NJ congressman says extend all passports due to backlog
TRENTON – In response to the backlog of passport applications – which exceeds 2 million nationally, including more than 400,000 that hadn’t even been opened yet as of the last update – a New Jersey congressman is asking that all current passports get extended.
Rep. Chris Smith, R-Hamilton, said the last word from the State Department was that there were 1.75 million applications pending adjudication and 413,000 in lockboxes awaiting processing. In response, he has proposed legislation that would temporarily extend existing passports.
“My bill would extend on an emergency basis, because of COVID, it would tell the secretary of state to establish a procedure to permit individuals who wish to use their passports that expired any time during COVID to be extended through July 31, 2022,” Smith said. “So, it’s extended for a year.”

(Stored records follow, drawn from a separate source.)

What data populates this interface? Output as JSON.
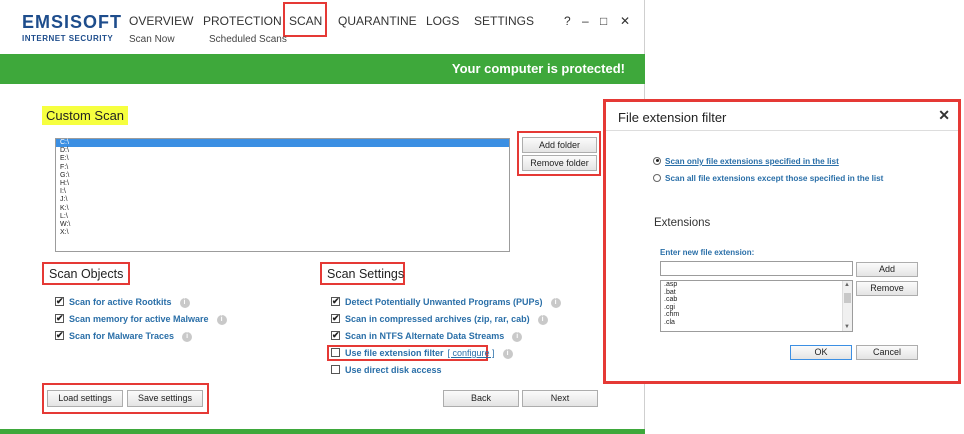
{
  "app": {
    "logo_main": "EMSISOFT",
    "logo_sub": "INTERNET SECURITY"
  },
  "nav": {
    "items": [
      "OVERVIEW",
      "PROTECTION",
      "SCAN",
      "QUARANTINE",
      "LOGS",
      "SETTINGS"
    ],
    "sub_items": [
      "Scan Now",
      "Scheduled Scans"
    ]
  },
  "window_controls": {
    "help": "?",
    "minimize": "–",
    "maximize": "□",
    "close": "✕"
  },
  "status": {
    "text": "Your computer is protected!"
  },
  "custom_scan": {
    "title": "Custom Scan",
    "drives": [
      "C:\\",
      "D:\\",
      "E:\\",
      "F:\\",
      "G:\\",
      "H:\\",
      "I:\\",
      "J:\\",
      "K:\\",
      "L:\\",
      "W:\\",
      "X:\\"
    ],
    "selected_index": 0,
    "add_folder": "Add folder",
    "remove_folder": "Remove folder"
  },
  "scan_objects": {
    "title": "Scan Objects",
    "options": [
      {
        "label": "Scan for active Rootkits",
        "checked": true
      },
      {
        "label": "Scan memory for active Malware",
        "checked": true
      },
      {
        "label": "Scan for Malware Traces",
        "checked": true
      }
    ]
  },
  "scan_settings": {
    "title": "Scan Settings",
    "options": [
      {
        "label": "Detect Potentially Unwanted Programs (PUPs)",
        "checked": true
      },
      {
        "label": "Scan in compressed archives (zip, rar, cab)",
        "checked": true
      },
      {
        "label": "Scan in NTFS Alternate Data Streams",
        "checked": true
      },
      {
        "label": "Use file extension filter",
        "checked": false
      },
      {
        "label": "Use direct disk access",
        "checked": false
      }
    ],
    "configure_link": "[ configure ]"
  },
  "footer": {
    "load_settings": "Load settings",
    "save_settings": "Save settings",
    "back": "Back",
    "next": "Next"
  },
  "dialog": {
    "title": "File extension filter",
    "close": "✕",
    "radio_only": "Scan only file extensions specified in the list",
    "radio_except": "Scan all file extensions except those specified in the list",
    "extensions_heading": "Extensions",
    "new_ext_label": "Enter new file extension:",
    "new_ext_value": "",
    "add": "Add",
    "remove": "Remove",
    "extensions": [
      ".asp",
      ".bat",
      ".cab",
      ".cgi",
      ".chm",
      ".cla"
    ],
    "ok": "OK",
    "cancel": "Cancel"
  },
  "colors": {
    "accent_green": "#3ea83b",
    "highlight_red": "#e53935",
    "brand_blue": "#1e4d8c",
    "link_blue": "#2a6fa8"
  }
}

The federal government is allowing people who are overseas and whose passports expired in 2020 or 2021 to use their documents to re-enter the United States – but they can’t be used to travel between other countries.
Smith said the backup happened because employees couldn’t process applications while working from home – but that 95% of them are now back in the office. But wait times are approaching 18 weeks, as the understaffed offices collide with pent-up demand for travel.

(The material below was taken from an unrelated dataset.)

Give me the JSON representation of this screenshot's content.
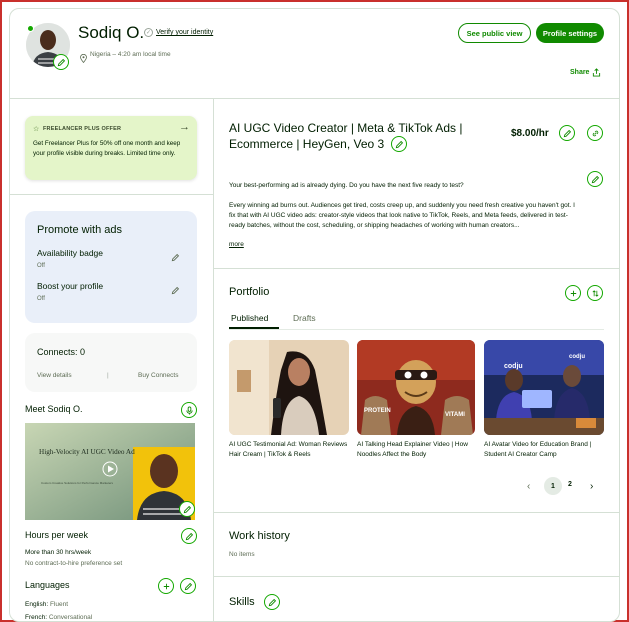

But with so many people seeking to travel after a year mostly at home, it’s created an unprecedented logjam.
Smith said his office has received almost 600 cases from constituents seeking help with passport problems – a number of them that were nail-biters.
“One of them was a bride who was the only one who didn’t have her passport for a destination wedding,” Smith said. “Can’t have a wedding without the bride.”
Smith’s office intervenes when it can and has had success, but he said “it shouldn’t have to be that way.”
The legislation is a bipartisan bill Smith introduced with Rep. Albio Sires, D-West New York. It has added four more co-sponsors – three Democrats and Rep. Jeff Van Drew, R-Cape May Court House.
“I’m very optimistic that we’re going to get movement on the bill and most importantly a resolution to this,” Smith said.
The House of Representatives, however, just began a district work period and isn’t due back in session in Washington until Sept. 20, although committee work begins again Aug. 31.